As these were personal injury cases where elements of the event constituting the tort occurred in different countries, the general rule under Section 11(2)(a) of the 1995 Act is that the applicable law is the law of the country where the individual was when he sustained the injury. However, the general law can be displaced pursuant to Section 12 of the 1995 Act where it is substantially more appropriate for the applicable law to be the law of another country. By Section 12(2) the factors that may be taken into account as connecting a tort or delict with another country include, in particular, factors relating to the parties, to any of the events which constitute the tort or delict in question or to any of the circumstances or consequences of those events. However, the general rule is not to be displaced easily and a clear preponderance of the relevant factors must point towards the law of the other country.
The High Court found that the applicable law to the claims under the general rule pursuant to Section 11(2) of the 1995 Act was the law of New Zealand or South Africa (and in one case that of Fiji) since it was in those countries where each of the Claimants was at the time injury was sustained.

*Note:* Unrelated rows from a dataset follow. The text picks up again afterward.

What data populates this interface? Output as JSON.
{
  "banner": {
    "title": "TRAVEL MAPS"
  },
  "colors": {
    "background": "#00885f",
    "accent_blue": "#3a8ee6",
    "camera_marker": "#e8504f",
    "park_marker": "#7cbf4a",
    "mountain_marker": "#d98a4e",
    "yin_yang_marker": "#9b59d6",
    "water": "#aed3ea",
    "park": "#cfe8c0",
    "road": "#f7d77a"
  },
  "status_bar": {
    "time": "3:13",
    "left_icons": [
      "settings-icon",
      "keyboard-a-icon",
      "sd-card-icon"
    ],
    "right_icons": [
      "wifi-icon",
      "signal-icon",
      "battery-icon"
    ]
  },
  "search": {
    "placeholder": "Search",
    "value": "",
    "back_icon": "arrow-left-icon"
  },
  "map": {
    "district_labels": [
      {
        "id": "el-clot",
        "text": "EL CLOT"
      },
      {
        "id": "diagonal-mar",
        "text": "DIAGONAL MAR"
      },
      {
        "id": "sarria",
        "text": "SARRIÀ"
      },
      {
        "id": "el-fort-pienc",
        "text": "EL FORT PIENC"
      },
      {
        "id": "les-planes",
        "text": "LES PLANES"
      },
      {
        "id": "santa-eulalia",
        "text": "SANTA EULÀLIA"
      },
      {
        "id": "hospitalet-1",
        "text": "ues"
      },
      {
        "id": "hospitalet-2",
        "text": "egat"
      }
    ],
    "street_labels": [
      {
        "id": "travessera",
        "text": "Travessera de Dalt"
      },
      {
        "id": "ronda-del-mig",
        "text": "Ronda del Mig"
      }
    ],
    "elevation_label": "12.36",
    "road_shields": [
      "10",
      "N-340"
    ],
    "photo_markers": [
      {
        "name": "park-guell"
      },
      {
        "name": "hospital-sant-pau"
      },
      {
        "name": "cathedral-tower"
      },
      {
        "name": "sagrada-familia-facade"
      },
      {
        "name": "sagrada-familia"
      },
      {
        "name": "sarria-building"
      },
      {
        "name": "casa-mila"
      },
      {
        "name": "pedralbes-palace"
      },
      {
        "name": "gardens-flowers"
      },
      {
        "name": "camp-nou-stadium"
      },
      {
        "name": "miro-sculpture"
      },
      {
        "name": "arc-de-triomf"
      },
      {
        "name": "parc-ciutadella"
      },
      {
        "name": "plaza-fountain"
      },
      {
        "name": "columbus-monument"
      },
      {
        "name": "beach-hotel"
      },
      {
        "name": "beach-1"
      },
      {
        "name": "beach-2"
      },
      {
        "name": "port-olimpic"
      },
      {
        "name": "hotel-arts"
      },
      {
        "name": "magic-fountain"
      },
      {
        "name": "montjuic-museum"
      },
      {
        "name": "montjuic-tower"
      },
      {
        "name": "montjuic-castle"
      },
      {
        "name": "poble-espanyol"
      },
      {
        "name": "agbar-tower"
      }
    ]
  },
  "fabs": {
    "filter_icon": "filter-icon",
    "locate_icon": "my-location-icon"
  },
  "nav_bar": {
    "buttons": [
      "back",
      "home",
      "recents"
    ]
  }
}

The High Court then compared the significance of the factors connecting the tort with New Zealand/South Africa/Fiji and the significance of the factors connecting the tort with England so as to determine whether it was substantially more appropriate for the applicable law to be the law of England. Looking at the factors under Section 12(2), the High Court could see no good reason for displacing the general rule in those cases where the applicable law under section 11(2)(a) was that of New Zealand/South Africa. In the case where the general rule yielded the applicable law being that of Fiji and having regard to the high threshold test, the High Court was nonetheless persuaded that the general rule should be displaced in favour of New Zealand having regard to the relevant factors.
The High Court concluded that, even if English law was the applicable law under the 1995 Act, the CPA would not apply to the Claimants’ actions as in order for the CPA to apply the damage had to occur within the UK or within the EEA. There was nothing in the language of the CPA or the Product Liability Directive to suggest territorial effect beyond the UK/EU/EEA. The High Court found that it was insufficient that the Defendant was resident and manufactured the goods in the UK, even if English law happened to be the applicable law.
Mr Justice Stewart further commented that in his judgement: “consumers who suffer damage outside the EEA and who have no connection with the EEA, and where marketing and supply of the defective product was outside the EEA are not within the scope of CPA.”
This is an interesting case in that it is the first decision by the English courts in a product liability claim on (1) the temporal application of Rome II, (2) the law applicable to non-contractual obligations under the Private International Law (Miscellaneous Provisions) Act 1995 and (3) the territorial scope of the Consumer Protection Act 1987.
In the context of the territorial scope of the Consumer Protection Act, it is significant that the High Court held that, even if English law applies, consumers who suffer damage outside the EEA and who have no connection with the EEA fall outside the territorial scope of the Consumer Protection Act, at least where marketing and supply of the defective product was outside the EEA. However, where and how the line it is to be drawn in terms of the territorial scope of the Consumer Protection Act in difficult cases will have be to determined upon the facts of these cases.